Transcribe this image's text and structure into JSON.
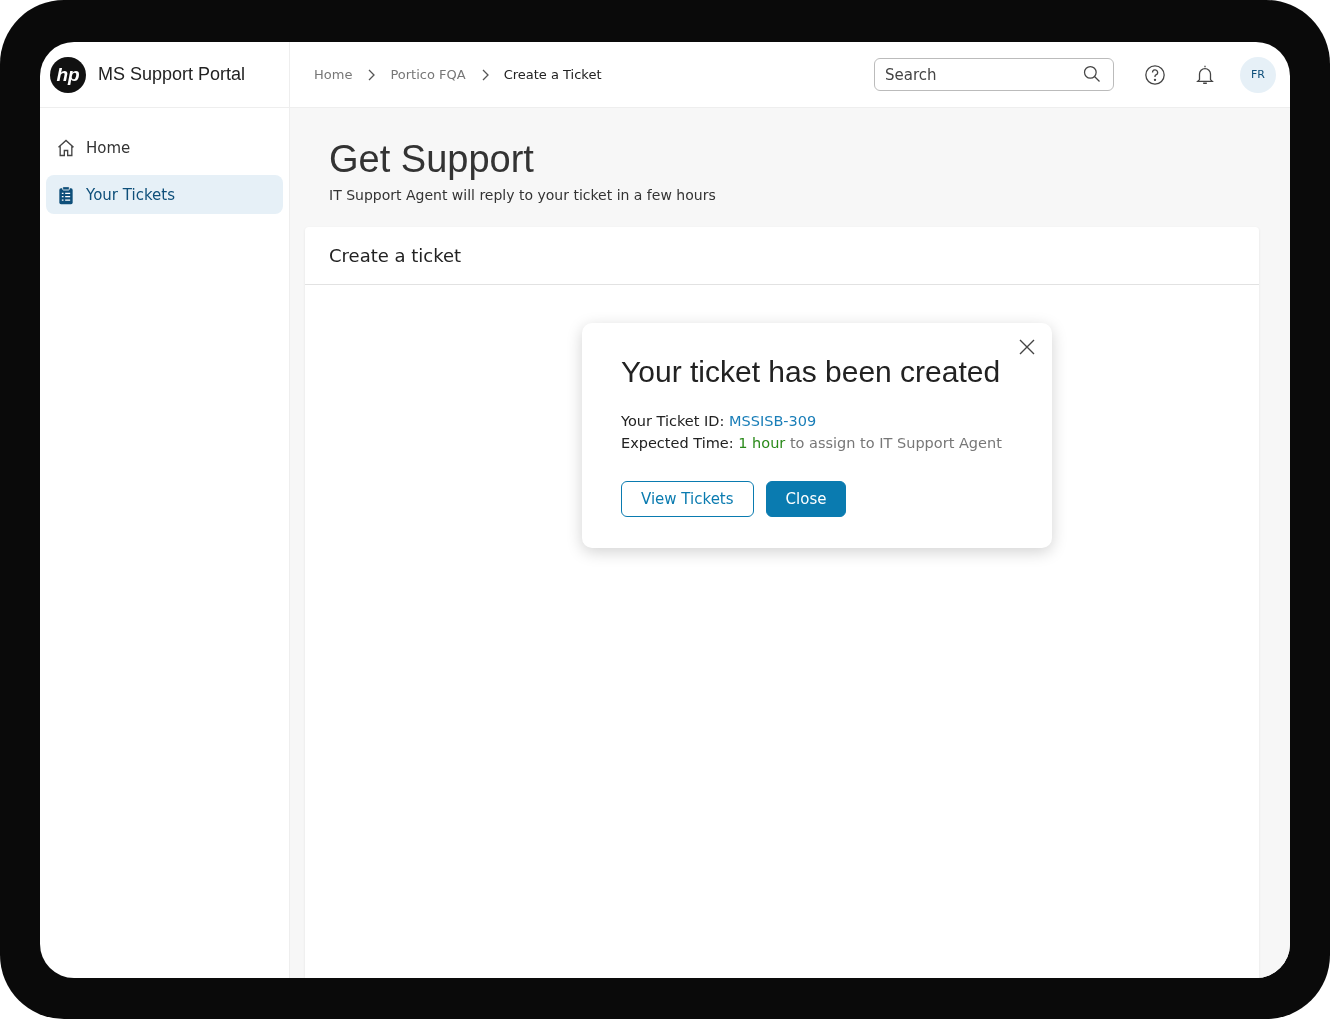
{
  "brand": {
    "logo_text": "hp",
    "title": "MS Support Portal"
  },
  "sidebar": {
    "items": [
      {
        "label": "Home",
        "kind": "home",
        "selected": false
      },
      {
        "label": "Your Tickets",
        "kind": "tickets",
        "selected": true
      }
    ]
  },
  "breadcrumbs": [
    {
      "label": "Home",
      "current": false
    },
    {
      "label": "Portico FQA",
      "current": false
    },
    {
      "label": "Create a Ticket",
      "current": true
    }
  ],
  "search": {
    "placeholder": "Search"
  },
  "avatar": {
    "initials": "FR"
  },
  "page": {
    "title": "Get Support",
    "subtitle": "IT Support Agent will reply to your ticket in a few hours"
  },
  "card": {
    "title": "Create a ticket"
  },
  "dialog": {
    "title": "Your ticket has been created",
    "ticket_line": {
      "label": "Your Ticket ID:",
      "id": "MSSISB-309"
    },
    "time_line": {
      "label": "Expected Time:",
      "highlight": "1 hour",
      "rest": "to assign to IT Support Agent"
    },
    "buttons": [
      {
        "label": "View Tickets",
        "kind": "outline"
      },
      {
        "label": "Close",
        "kind": "primary"
      }
    ]
  }
}
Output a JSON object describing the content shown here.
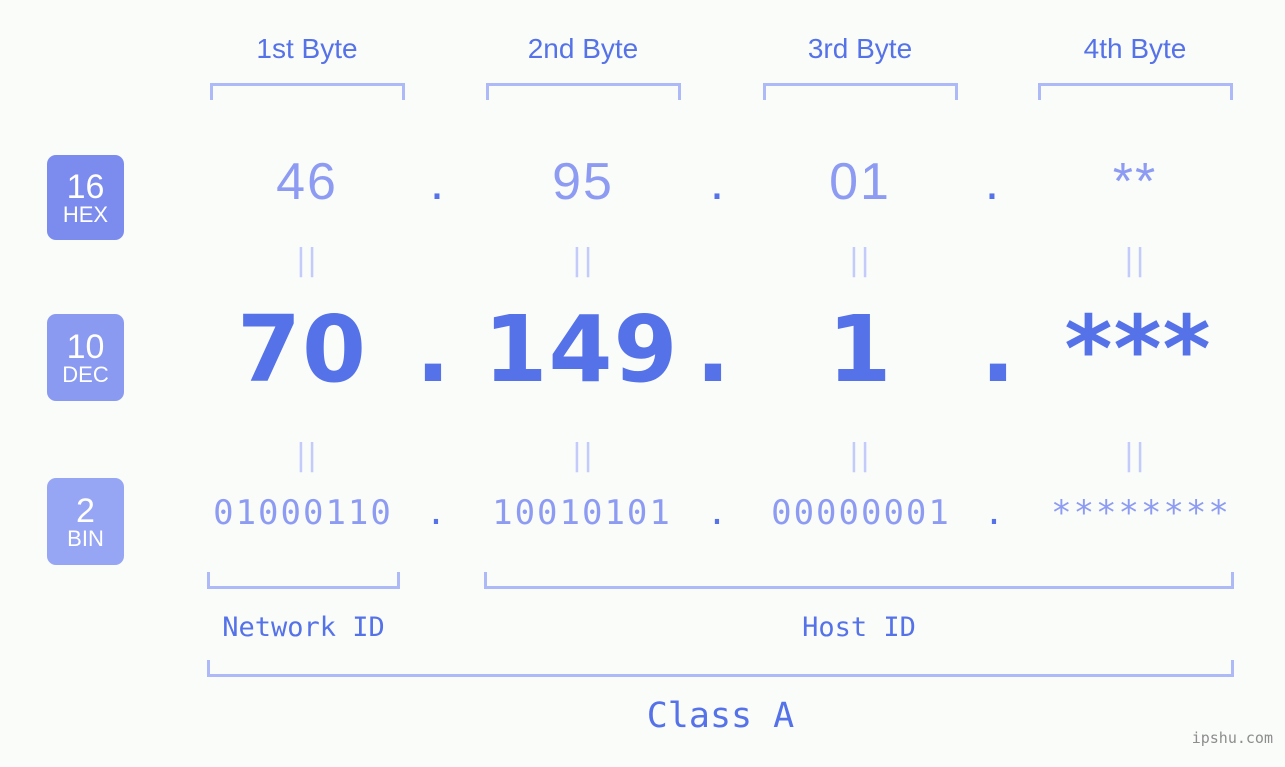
{
  "background_color": "#fafcfa",
  "accent_color": "#5572e8",
  "accent_light_color": "#8d9cf2",
  "bracket_color": "#aeb9f7",
  "byte_headers": [
    {
      "label": "1st Byte"
    },
    {
      "label": "2nd Byte"
    },
    {
      "label": "3rd Byte"
    },
    {
      "label": "4th Byte"
    }
  ],
  "radix_badges": [
    {
      "base": "16",
      "name": "HEX",
      "color": "#7b8cee"
    },
    {
      "base": "10",
      "name": "DEC",
      "color": "#8b9af1"
    },
    {
      "base": "2",
      "name": "BIN",
      "color": "#96a6f4"
    }
  ],
  "rows": {
    "hex": {
      "values": [
        "46",
        "95",
        "01",
        "**"
      ],
      "separator": "."
    },
    "dec": {
      "values": [
        "70",
        "149",
        "1",
        "***"
      ],
      "separator": "."
    },
    "bin": {
      "values": [
        "01000110",
        "10010101",
        "00000001",
        "********"
      ],
      "separator": "."
    }
  },
  "equals_glyph": "||",
  "sections": {
    "network_id": "Network ID",
    "host_id": "Host ID",
    "class": "Class A"
  },
  "watermark": "ipshu.com"
}
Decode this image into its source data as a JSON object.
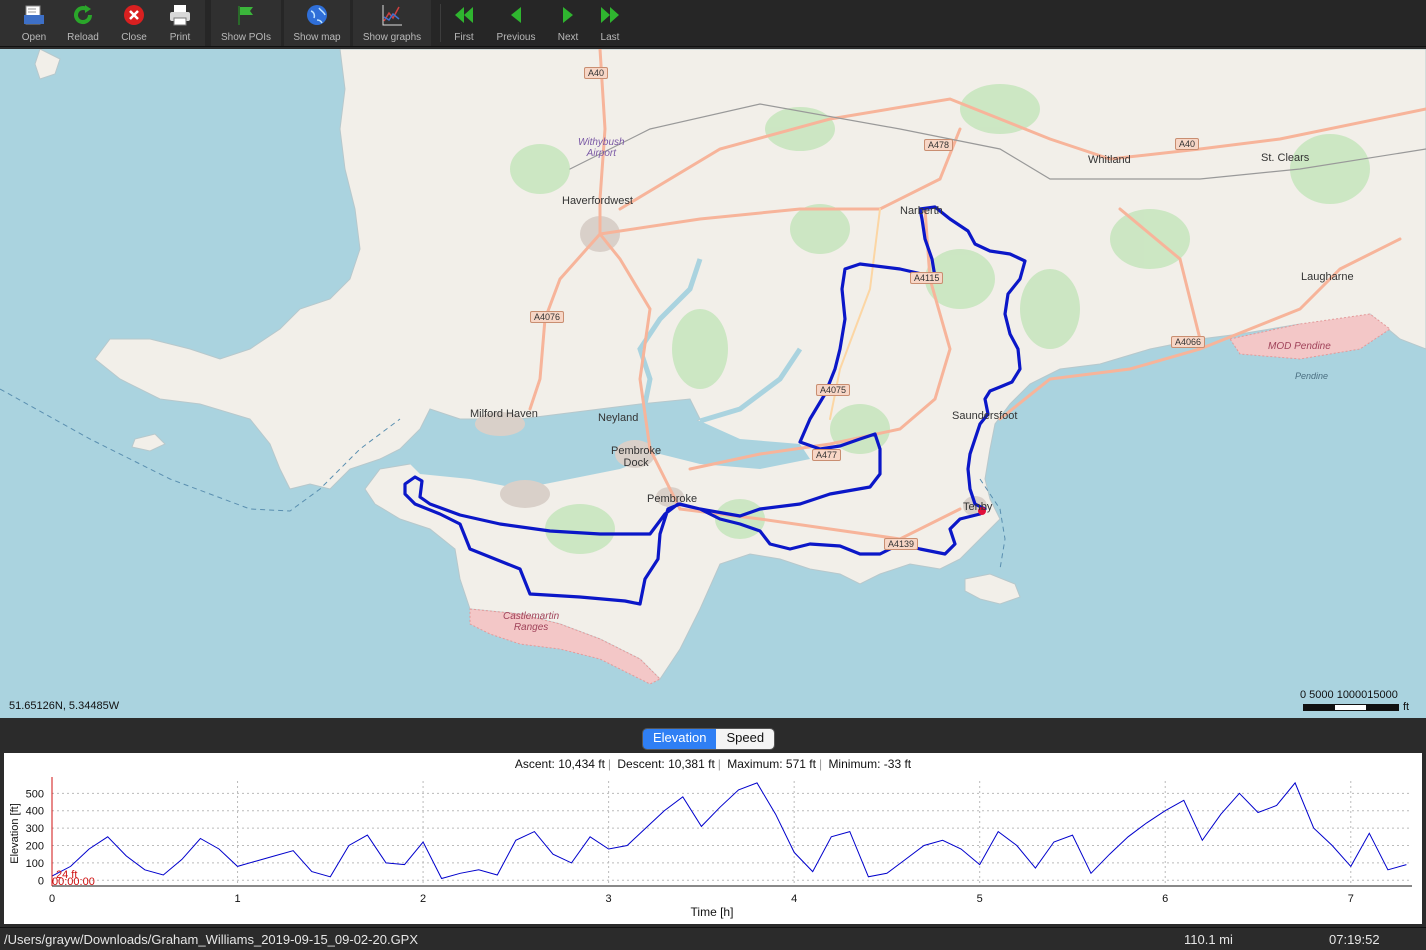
{
  "toolbar": {
    "open": "Open",
    "reload": "Reload",
    "close": "Close",
    "print": "Print",
    "show_pois": "Show POIs",
    "show_map": "Show map",
    "show_graphs": "Show graphs",
    "first": "First",
    "previous": "Previous",
    "next": "Next",
    "last": "Last"
  },
  "map": {
    "places": {
      "haverfordwest": "Haverfordwest",
      "withybush": "Withybush\nAirport",
      "whitland": "Whitland",
      "st_clears": "St. Clears",
      "narberth": "Narberth",
      "laugharne": "Laugharne",
      "milford_haven": "Milford Haven",
      "neyland": "Neyland",
      "pembroke_dock": "Pembroke\nDock",
      "pembroke": "Pembroke",
      "saundersfoot": "Saundersfoot",
      "tenby": "Tenby",
      "castlemartin": "Castlemartin\nRanges",
      "mod_pendine": "MOD Pendine",
      "pendine": "Pendine"
    },
    "roads": {
      "a40_top": "A40",
      "a478": "A478",
      "a40_right": "A40",
      "a4075": "A4075",
      "a4115": "A4115",
      "a4076": "A4076",
      "a477": "A477",
      "a4139": "A4139",
      "a4066": "A4066"
    },
    "coordinates": "51.65126N, 5.34485W",
    "scale": {
      "labels": "0     5000 1000015000",
      "unit": "ft"
    },
    "colors": {
      "sea": "#aad3df",
      "land": "#f2efe9",
      "track": "#0b17c8",
      "road": "#f7b49a",
      "military": "#f3c7c7"
    }
  },
  "graph_tabs": {
    "elevation": "Elevation",
    "speed": "Speed",
    "active": "Elevation"
  },
  "stats": {
    "ascent": "Ascent: 10,434 ft",
    "descent": "Descent: 10,381 ft",
    "maximum": "Maximum: 571 ft",
    "minimum": "Minimum: -33 ft"
  },
  "chart_data": {
    "type": "line",
    "xlabel": "Time [h]",
    "ylabel": "Elevation [ft]",
    "xlim": [
      0,
      7.33
    ],
    "ylim": [
      -33,
      571
    ],
    "x_ticks": [
      0,
      1,
      2,
      3,
      4,
      5,
      6,
      7
    ],
    "y_ticks": [
      0,
      100,
      200,
      300,
      400,
      500
    ],
    "grid": true,
    "slider_labels": {
      "value": "24 ft",
      "time": "00:00:00"
    },
    "series": [
      {
        "color": "#0000cc",
        "x": [
          0,
          0.1,
          0.2,
          0.3,
          0.4,
          0.5,
          0.6,
          0.7,
          0.8,
          0.9,
          1.0,
          1.1,
          1.2,
          1.3,
          1.4,
          1.5,
          1.6,
          1.7,
          1.8,
          1.9,
          2.0,
          2.1,
          2.2,
          2.3,
          2.4,
          2.5,
          2.6,
          2.7,
          2.8,
          2.9,
          3.0,
          3.1,
          3.2,
          3.3,
          3.4,
          3.5,
          3.6,
          3.7,
          3.8,
          3.9,
          4.0,
          4.1,
          4.2,
          4.3,
          4.4,
          4.5,
          4.6,
          4.7,
          4.8,
          4.9,
          5.0,
          5.1,
          5.2,
          5.3,
          5.4,
          5.5,
          5.6,
          5.7,
          5.8,
          5.9,
          6.0,
          6.1,
          6.2,
          6.3,
          6.4,
          6.5,
          6.6,
          6.7,
          6.8,
          6.9,
          7.0,
          7.1,
          7.2,
          7.3
        ],
        "y": [
          24,
          80,
          180,
          250,
          140,
          60,
          30,
          120,
          240,
          180,
          80,
          110,
          140,
          170,
          50,
          20,
          200,
          260,
          100,
          90,
          220,
          10,
          40,
          60,
          30,
          230,
          280,
          150,
          100,
          250,
          180,
          200,
          300,
          400,
          480,
          310,
          420,
          520,
          560,
          380,
          160,
          50,
          250,
          280,
          20,
          40,
          120,
          200,
          230,
          180,
          90,
          280,
          200,
          70,
          220,
          260,
          40,
          150,
          250,
          330,
          400,
          460,
          230,
          380,
          500,
          390,
          430,
          560,
          300,
          200,
          80,
          270,
          60,
          90
        ]
      }
    ]
  },
  "status": {
    "file_path": "/Users/grayw/Downloads/Graham_Williams_2019-09-15_09-02-20.GPX",
    "distance": "110.1 mi",
    "duration": "07:19:52"
  }
}
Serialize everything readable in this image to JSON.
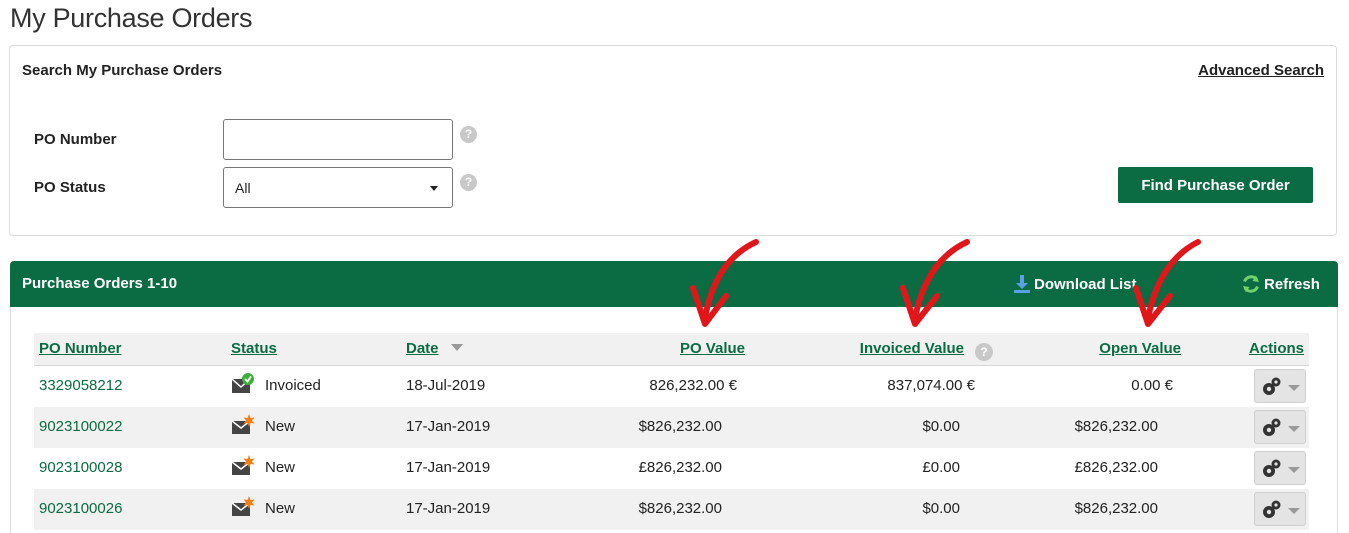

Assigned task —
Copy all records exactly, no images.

Written answer —
Transcribe this image's text and structure into JSON.
{
  "brand": {
    "logo_text": "hp",
    "title": "MS Support Portal"
  },
  "sidebar": {
    "items": [
      {
        "label": "Home",
        "kind": "home",
        "selected": false
      },
      {
        "label": "Your Tickets",
        "kind": "tickets",
        "selected": true
      }
    ]
  },
  "breadcrumbs": [
    {
      "label": "Home",
      "current": false
    },
    {
      "label": "Portico FQA",
      "current": false
    },
    {
      "label": "Create a Ticket",
      "current": true
    }
  ],
  "search": {
    "placeholder": "Search"
  },
  "avatar": {
    "initials": "FR"
  },
  "page": {
    "title": "Get Support",
    "subtitle": "IT Support Agent will reply to your ticket in a few hours"
  },
  "card": {
    "title": "Create a ticket"
  },
  "dialog": {
    "title": "Your ticket has been created",
    "ticket_line": {
      "label": "Your Ticket ID:",
      "id": "MSSISB-309"
    },
    "time_line": {
      "label": "Expected Time:",
      "highlight": "1 hour",
      "rest": "to assign to IT Support Agent"
    },
    "buttons": [
      {
        "label": "View Tickets",
        "kind": "outline"
      },
      {
        "label": "Close",
        "kind": "primary"
      }
    ]
  }
}
Output a JSON object describing the content shown here.
{
  "background_color": "#fafcfa",
  "accent_color": "#5572e8",
  "accent_light_color": "#8d9cf2",
  "bracket_color": "#aeb9f7",
  "byte_headers": [
    {
      "label": "1st Byte"
    },
    {
      "label": "2nd Byte"
    },
    {
      "label": "3rd Byte"
    },
    {
      "label": "4th Byte"
    }
  ],
  "radix_badges": [
    {
      "base": "16",
      "name": "HEX",
      "color": "#7b8cee"
    },
    {
      "base": "10",
      "name": "DEC",
      "color": "#8b9af1"
    },
    {
      "base": "2",
      "name": "BIN",
      "color": "#96a6f4"
    }
  ],
  "rows": {
    "hex": {
      "values": [
        "46",
        "95",
        "01",
        "**"
      ],
      "separator": "."
    },
    "dec": {
      "values": [
        "70",
        "149",
        "1",
        "***"
      ],
      "separator": "."
    },
    "bin": {
      "values": [
        "01000110",
        "10010101",
        "00000001",
        "********"
      ],
      "separator": "."
    }
  },
  "equals_glyph": "||",
  "sections": {
    "network_id": "Network ID",
    "host_id": "Host ID",
    "class": "Class A"
  },
  "watermark": "ipshu.com"
}
Decode this image into its source data as a JSON object.
{
  "toolbar": {
    "open": "Open",
    "reload": "Reload",
    "close": "Close",
    "print": "Print",
    "show_pois": "Show POIs",
    "show_map": "Show map",
    "show_graphs": "Show graphs",
    "first": "First",
    "previous": "Previous",
    "next": "Next",
    "last": "Last"
  },
  "map": {
    "places": {
      "haverfordwest": "Haverfordwest",
      "withybush": "Withybush\nAirport",
      "whitland": "Whitland",
      "st_clears": "St. Clears",
      "narberth": "Narberth",
      "laugharne": "Laugharne",
      "milford_haven": "Milford Haven",
      "neyland": "Neyland",
      "pembroke_dock": "Pembroke\nDock",
      "pembroke": "Pembroke",
      "saundersfoot": "Saundersfoot",
      "tenby": "Tenby",
      "castlemartin": "Castlemartin\nRanges",
      "mod_pendine": "MOD Pendine",
      "pendine": "Pendine"
    },
    "roads": {
      "a40_top": "A40",
      "a478": "A478",
      "a40_right": "A40",
      "a4075": "A4075",
      "a4115": "A4115",
      "a4076": "A4076",
      "a477": "A477",
      "a4139": "A4139",
      "a4066": "A4066"
    },
    "coordinates": "51.65126N, 5.34485W",
    "scale": {
      "labels": "0     5000 1000015000",
      "unit": "ft"
    },
    "colors": {
      "sea": "#aad3df",
      "land": "#f2efe9",
      "track": "#0b17c8",
      "road": "#f7b49a",
      "military": "#f3c7c7"
    }
  },
  "graph_tabs": {
    "elevation": "Elevation",
    "speed": "Speed",
    "active": "Elevation"
  },
  "stats": {
    "ascent": "Ascent: 10,434 ft",
    "descent": "Descent: 10,381 ft",
    "maximum": "Maximum: 571 ft",
    "minimum": "Minimum: -33 ft"
  },
  "chart_data": {
    "type": "line",
    "xlabel": "Time [h]",
    "ylabel": "Elevation [ft]",
    "xlim": [
      0,
      7.33
    ],
    "ylim": [
      -33,
      571
    ],
    "x_ticks": [
      0,
      1,
      2,
      3,
      4,
      5,
      6,
      7
    ],
    "y_ticks": [
      0,
      100,
      200,
      300,
      400,
      500
    ],
    "grid": true,
    "slider_labels": {
      "value": "24 ft",
      "time": "00:00:00"
    },
    "series": [
      {
        "color": "#0000cc",
        "x": [
          0,
          0.1,
          0.2,
          0.3,
          0.4,
          0.5,
          0.6,
          0.7,
          0.8,
          0.9,
          1.0,
          1.1,
          1.2,
          1.3,
          1.4,
          1.5,
          1.6,
          1.7,
          1.8,
          1.9,
          2.0,
          2.1,
          2.2,
          2.3,
          2.4,
          2.5,
          2.6,
          2.7,
          2.8,
          2.9,
          3.0,
          3.1,
          3.2,
          3.3,
          3.4,
          3.5,
          3.6,
          3.7,
          3.8,
          3.9,
          4.0,
          4.1,
          4.2,
          4.3,
          4.4,
          4.5,
          4.6,
          4.7,
          4.8,
          4.9,
          5.0,
          5.1,
          5.2,
          5.3,
          5.4,
          5.5,
          5.6,
          5.7,
          5.8,
          5.9,
          6.0,
          6.1,
          6.2,
          6.3,
          6.4,
          6.5,
          6.6,
          6.7,
          6.8,
          6.9,
          7.0,
          7.1,
          7.2,
          7.3
        ],
        "y": [
          24,
          80,
          180,
          250,
          140,
          60,
          30,
          120,
          240,
          180,
          80,
          110,
          140,
          170,
          50,
          20,
          200,
          260,
          100,
          90,
          220,
          10,
          40,
          60,
          30,
          230,
          280,
          150,
          100,
          250,
          180,
          200,
          300,
          400,
          480,
          310,
          420,
          520,
          560,
          380,
          160,
          50,
          250,
          280,
          20,
          40,
          120,
          200,
          230,
          180,
          90,
          280,
          200,
          70,
          220,
          260,
          40,
          150,
          250,
          330,
          400,
          460,
          230,
          380,
          500,
          390,
          430,
          560,
          300,
          200,
          80,
          270,
          60,
          90
        ]
      }
    ]
  },
  "status": {
    "file_path": "/Users/grayw/Downloads/Graham_Williams_2019-09-15_09-02-20.GPX",
    "distance": "110.1 mi",
    "duration": "07:19:52"
  }
}
Serialize everything readable in this image to JSON.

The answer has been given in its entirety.